Rip currents – often incorrectly dubbed “rip tides” or “undertows” – are strong, narrow currents of water that move quickly away from the shore, especially along the coasts of oceans, seas, large lakes, or wherever there are breaking waves.
When wind and waves push excess water toward the shore, it tends to flow back to the open water via the path of least resistance, creating a rip current. While you can sometimes spot a rip current by its trail of murky, debris-filled, or foamy water, they are often nearly invisible to the untrained eye. Contrary to popular belief, rip currents do not drag people or objects underwater, but carry them directly beyond the zone of breaking waves. They are strongest near the water’s surface, and can move at a speed of 8 feet per second – faster than a Coast Guard rescue swimmer!
Invisibility, power and speed are ingredients for grave danger, and indeed, rip currents pose a serious threat along coastlines nationwide.
In 2017, the National Weather Service reported 113 rip current-related deaths in the United States. Twenty-seven of them occurred in the Mid-Atlantic region.
In order to help reduce those numbers this year, we offer the following rip current tips – rip tips, if you will – to keep you informed and safe when you hit the beaches and waterways.
First of all, you need to know how to help yourself if you get caught in a rip current. Most importantly, don’t panic! Stay as calm as possible to conserve energy and form a plan. If you are a poor swimmer, immediately call for help and wave your arms to alert people on land. If you are capable, swim parallel to the shore to escape the rip current’s pull. Swim in the direction of the nearest breaking waves, which mark the edge of the rip current. If you grow tired, simply float on your back or tread water until the rip current releases you or someone assists you.
If you witness someone else struggling in the water, immediately alert the nearest lifeguard. If a lifeguard is not nearby, call 911 . Throw the distressed swimmer something that floats and shout instructions on how to escape. Be aware that when untrained people jump in to save others, they commonly end up in need of rescue, too. Try to help as much as you can fom land!
The most important decision you can make when planning a summer trip is to choose a lifeguard-protected beach . Not only are lifeguards specially trained to help distressed swimmers, they are a wealth of information. Ask the on-duty lifeguard about water conditions and whether there have been any rip currents reported that day, and heed other warnings and flags posted in the area.
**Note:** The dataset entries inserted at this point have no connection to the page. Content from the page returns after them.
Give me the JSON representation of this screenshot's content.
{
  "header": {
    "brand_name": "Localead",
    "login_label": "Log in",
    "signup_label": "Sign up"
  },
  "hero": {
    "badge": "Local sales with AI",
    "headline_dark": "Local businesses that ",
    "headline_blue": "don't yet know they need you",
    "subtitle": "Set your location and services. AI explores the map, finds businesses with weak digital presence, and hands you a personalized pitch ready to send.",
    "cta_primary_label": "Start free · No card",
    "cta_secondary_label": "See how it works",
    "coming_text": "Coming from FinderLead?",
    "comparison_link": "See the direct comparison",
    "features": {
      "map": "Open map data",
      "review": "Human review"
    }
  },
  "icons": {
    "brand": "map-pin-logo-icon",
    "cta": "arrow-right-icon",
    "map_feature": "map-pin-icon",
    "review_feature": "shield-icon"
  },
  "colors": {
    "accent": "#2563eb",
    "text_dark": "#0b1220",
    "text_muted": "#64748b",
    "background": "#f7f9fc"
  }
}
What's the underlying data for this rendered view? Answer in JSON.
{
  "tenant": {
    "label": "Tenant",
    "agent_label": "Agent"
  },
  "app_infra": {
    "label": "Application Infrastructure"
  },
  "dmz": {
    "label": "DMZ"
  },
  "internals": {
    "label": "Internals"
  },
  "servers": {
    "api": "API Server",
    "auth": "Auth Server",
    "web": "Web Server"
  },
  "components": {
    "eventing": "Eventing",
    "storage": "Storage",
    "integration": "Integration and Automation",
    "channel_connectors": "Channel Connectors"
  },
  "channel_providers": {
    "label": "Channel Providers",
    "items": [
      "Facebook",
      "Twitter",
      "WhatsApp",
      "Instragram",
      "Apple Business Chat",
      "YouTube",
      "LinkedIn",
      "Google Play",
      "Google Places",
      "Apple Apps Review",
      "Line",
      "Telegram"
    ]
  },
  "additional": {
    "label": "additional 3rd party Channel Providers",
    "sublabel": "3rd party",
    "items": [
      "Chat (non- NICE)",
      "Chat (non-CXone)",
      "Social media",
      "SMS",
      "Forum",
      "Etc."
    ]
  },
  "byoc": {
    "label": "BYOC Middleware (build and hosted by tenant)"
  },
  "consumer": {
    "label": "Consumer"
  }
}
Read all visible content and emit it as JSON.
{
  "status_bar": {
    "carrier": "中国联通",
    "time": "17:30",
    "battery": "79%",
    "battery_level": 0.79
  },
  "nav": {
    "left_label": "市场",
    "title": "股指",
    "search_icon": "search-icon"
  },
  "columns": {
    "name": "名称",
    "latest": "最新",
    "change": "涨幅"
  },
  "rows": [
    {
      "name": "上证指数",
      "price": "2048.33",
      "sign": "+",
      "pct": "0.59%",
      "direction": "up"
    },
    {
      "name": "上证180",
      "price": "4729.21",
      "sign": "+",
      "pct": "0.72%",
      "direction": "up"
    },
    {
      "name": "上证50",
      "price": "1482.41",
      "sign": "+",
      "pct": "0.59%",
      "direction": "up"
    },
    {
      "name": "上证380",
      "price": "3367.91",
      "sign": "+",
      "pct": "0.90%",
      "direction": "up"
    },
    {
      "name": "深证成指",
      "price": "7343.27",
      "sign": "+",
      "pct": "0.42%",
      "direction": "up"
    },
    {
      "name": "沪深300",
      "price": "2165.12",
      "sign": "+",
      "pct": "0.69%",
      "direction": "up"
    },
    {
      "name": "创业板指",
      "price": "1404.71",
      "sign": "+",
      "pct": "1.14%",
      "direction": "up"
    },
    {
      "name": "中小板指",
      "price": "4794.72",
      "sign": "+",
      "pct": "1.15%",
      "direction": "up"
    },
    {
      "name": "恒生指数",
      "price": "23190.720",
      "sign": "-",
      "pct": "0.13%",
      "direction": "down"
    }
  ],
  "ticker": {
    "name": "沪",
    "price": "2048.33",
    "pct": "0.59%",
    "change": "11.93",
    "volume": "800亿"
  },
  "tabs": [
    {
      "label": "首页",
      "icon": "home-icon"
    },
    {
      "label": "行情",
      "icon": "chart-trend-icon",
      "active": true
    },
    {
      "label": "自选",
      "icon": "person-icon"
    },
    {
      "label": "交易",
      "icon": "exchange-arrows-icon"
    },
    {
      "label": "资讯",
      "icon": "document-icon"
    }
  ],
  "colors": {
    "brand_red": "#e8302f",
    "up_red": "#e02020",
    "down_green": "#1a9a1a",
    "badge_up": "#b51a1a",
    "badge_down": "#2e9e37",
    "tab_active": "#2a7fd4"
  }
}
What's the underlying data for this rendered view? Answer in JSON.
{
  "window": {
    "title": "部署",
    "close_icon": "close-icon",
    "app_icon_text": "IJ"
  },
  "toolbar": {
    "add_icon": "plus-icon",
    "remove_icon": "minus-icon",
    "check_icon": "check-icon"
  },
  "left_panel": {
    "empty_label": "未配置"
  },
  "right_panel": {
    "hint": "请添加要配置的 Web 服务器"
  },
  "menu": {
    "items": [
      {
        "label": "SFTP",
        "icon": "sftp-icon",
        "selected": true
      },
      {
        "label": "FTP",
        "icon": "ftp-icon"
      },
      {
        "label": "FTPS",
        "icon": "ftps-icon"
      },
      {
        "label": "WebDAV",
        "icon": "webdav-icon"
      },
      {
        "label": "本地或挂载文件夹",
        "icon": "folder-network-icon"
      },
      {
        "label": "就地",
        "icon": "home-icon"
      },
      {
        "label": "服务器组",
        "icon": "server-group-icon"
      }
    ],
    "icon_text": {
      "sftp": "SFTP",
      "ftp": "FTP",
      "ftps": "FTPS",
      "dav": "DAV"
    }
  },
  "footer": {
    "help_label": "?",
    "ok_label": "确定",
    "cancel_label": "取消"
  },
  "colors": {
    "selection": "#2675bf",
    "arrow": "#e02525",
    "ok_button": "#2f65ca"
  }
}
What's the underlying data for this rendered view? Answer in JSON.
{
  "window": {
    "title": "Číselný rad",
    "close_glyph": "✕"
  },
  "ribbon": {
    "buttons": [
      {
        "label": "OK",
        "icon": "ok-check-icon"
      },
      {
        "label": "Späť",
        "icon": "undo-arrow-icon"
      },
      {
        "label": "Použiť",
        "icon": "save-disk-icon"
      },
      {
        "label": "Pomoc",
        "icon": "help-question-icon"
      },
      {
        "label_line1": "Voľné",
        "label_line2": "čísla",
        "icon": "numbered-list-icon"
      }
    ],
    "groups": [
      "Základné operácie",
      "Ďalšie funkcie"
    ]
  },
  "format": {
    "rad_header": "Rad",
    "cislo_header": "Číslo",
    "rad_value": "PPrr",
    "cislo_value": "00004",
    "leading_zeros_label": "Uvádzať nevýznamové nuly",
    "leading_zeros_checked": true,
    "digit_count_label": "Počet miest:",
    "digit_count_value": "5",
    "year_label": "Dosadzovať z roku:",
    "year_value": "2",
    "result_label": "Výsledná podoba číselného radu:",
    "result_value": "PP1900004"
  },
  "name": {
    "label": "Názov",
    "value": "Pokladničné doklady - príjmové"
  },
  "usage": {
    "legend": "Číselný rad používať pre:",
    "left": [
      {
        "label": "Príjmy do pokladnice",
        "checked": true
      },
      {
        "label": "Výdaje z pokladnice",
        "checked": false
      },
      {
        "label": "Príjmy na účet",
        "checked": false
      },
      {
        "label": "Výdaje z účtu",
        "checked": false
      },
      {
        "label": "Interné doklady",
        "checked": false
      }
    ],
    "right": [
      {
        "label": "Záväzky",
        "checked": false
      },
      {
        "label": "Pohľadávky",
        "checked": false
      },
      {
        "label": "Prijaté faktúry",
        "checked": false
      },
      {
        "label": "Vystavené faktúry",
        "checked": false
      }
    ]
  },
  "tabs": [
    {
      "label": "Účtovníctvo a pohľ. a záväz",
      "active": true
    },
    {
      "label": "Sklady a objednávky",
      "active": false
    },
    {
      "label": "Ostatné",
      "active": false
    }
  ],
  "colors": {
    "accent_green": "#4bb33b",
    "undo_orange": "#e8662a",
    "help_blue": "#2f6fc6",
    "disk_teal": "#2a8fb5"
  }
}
Before you leave home, take the time to check weather and surf condition forecasts. Think longer-term than just an hour or two; stay apprised of conditions before they unfold, and prepare for the unexpected. Visit weather.gov to check the weather and weather.gov/safety/ripcurrent-forecasts to check rip current forecasts. When checking the forecasts, keep in mind that the presence of high winds and low tides can increase the likelihood of rip currents.
When it comes to swimming at the beach or other waterways, the more the merrier. Utilize the buddy system to help keep yourself and your companions safe. Other people can help you if you start to struggle or become distressed in the water. When you go it alone, you are putting yourself at risk!
Share these tips with your friends and family so that everyone can stay safe while enjoying the mid-Atlantic’s many beautiful beaches, lakes and rivers this summer!